Directions: Find the string "JSON" in the data, and copy out each line that has it.

──────── Given records ────────

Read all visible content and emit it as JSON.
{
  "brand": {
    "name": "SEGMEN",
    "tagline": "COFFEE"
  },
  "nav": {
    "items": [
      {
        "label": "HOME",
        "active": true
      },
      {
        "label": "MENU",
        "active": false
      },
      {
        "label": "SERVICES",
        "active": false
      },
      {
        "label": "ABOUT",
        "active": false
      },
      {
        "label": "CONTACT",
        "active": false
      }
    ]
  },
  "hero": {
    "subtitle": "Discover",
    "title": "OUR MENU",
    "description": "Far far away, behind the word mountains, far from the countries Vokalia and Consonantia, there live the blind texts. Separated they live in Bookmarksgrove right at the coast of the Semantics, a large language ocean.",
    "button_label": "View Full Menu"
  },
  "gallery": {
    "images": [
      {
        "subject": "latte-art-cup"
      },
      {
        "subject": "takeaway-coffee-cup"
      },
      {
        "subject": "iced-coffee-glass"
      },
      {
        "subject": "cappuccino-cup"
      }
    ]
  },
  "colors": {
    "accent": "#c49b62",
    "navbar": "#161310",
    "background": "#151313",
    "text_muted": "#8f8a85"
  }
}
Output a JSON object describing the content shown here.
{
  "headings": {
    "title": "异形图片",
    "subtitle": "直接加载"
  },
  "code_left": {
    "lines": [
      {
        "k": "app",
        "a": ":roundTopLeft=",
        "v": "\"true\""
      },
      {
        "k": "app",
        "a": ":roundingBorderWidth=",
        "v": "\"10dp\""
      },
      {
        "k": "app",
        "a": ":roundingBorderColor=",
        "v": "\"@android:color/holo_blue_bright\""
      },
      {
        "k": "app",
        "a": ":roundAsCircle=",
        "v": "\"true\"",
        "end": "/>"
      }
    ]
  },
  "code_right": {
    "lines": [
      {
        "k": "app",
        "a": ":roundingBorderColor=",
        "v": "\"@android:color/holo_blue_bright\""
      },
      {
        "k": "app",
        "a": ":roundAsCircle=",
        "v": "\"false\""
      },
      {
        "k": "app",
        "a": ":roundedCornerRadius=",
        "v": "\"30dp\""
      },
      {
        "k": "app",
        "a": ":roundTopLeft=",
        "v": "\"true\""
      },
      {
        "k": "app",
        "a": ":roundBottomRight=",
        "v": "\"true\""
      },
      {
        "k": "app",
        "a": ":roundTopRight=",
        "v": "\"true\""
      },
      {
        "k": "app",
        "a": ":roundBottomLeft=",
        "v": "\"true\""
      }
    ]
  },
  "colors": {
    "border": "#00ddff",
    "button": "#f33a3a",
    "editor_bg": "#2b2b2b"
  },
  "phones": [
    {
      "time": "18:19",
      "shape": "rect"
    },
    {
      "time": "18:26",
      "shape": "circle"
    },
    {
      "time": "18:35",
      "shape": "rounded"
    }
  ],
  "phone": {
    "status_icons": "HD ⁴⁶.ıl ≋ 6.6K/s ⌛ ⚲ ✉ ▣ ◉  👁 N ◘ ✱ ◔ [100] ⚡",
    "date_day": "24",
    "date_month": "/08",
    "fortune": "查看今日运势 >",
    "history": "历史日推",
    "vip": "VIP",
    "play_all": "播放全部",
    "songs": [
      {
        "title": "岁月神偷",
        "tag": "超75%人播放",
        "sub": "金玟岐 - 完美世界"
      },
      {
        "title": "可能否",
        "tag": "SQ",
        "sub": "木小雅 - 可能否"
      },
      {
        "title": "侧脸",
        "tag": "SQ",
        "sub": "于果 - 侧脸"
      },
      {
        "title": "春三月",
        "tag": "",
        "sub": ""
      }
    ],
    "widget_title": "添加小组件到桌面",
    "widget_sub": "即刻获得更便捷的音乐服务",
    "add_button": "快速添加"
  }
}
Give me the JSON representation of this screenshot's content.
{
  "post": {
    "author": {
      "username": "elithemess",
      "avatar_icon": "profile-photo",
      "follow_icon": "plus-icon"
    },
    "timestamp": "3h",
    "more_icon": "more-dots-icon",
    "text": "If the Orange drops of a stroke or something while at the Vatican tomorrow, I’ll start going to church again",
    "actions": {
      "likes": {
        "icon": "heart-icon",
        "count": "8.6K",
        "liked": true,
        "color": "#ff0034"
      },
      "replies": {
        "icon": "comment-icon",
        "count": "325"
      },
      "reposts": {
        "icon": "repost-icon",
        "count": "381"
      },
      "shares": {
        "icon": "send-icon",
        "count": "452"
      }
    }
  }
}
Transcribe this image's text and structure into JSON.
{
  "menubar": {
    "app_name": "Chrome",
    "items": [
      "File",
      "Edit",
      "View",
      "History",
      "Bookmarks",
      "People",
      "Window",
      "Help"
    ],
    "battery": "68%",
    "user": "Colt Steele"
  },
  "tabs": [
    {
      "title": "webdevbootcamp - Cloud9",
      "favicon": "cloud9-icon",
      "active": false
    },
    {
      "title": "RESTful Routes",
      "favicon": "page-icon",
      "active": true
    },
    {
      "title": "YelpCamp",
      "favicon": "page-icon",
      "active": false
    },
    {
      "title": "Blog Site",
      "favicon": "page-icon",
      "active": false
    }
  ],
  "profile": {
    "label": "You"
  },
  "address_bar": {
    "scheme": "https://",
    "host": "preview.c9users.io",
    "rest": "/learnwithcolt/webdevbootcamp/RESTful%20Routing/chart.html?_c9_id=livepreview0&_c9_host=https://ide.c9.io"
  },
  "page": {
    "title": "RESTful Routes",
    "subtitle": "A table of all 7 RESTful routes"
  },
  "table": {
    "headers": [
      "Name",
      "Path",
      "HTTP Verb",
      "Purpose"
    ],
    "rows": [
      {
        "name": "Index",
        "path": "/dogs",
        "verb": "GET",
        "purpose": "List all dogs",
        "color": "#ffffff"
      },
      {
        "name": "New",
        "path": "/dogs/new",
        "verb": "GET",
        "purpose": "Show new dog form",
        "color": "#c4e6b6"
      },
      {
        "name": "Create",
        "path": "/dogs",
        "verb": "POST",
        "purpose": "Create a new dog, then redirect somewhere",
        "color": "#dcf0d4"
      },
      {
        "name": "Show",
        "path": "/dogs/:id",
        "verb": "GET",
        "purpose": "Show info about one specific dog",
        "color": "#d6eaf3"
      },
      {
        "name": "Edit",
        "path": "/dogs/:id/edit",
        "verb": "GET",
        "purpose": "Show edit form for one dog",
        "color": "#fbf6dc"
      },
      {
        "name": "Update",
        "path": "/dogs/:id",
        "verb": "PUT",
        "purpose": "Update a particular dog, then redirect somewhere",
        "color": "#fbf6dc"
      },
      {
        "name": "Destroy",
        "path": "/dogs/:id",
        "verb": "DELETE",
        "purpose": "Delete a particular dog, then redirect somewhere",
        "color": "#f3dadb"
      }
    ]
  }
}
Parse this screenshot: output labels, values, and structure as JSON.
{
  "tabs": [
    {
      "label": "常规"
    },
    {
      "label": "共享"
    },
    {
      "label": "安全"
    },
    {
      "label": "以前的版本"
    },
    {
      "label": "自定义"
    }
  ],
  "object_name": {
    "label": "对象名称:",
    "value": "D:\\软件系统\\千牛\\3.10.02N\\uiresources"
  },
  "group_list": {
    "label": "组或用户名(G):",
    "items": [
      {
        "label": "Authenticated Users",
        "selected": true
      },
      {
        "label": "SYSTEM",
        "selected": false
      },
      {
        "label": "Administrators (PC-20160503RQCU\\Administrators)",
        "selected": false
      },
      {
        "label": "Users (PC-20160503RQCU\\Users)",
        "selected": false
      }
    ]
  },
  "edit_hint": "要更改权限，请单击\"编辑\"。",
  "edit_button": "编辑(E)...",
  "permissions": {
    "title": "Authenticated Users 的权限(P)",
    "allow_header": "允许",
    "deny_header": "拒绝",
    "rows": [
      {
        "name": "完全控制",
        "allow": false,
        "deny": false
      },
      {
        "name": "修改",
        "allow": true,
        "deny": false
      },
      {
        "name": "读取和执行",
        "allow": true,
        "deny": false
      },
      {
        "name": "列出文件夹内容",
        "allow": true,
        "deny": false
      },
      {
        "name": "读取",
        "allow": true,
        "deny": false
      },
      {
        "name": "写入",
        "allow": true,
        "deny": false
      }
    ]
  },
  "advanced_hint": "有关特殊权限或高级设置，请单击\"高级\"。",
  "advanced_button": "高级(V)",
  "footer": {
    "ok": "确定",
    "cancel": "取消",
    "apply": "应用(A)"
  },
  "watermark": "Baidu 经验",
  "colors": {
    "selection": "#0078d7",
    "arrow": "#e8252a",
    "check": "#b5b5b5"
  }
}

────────

Your solution:
Read all visible content and emit it as JSON.
Output a JSON object describing the content shown here.
Give me the JSON representation of this screenshot's content.
Transcribe this image's text and structure into JSON.
Parse this screenshot: output labels, values, and structure as JSON.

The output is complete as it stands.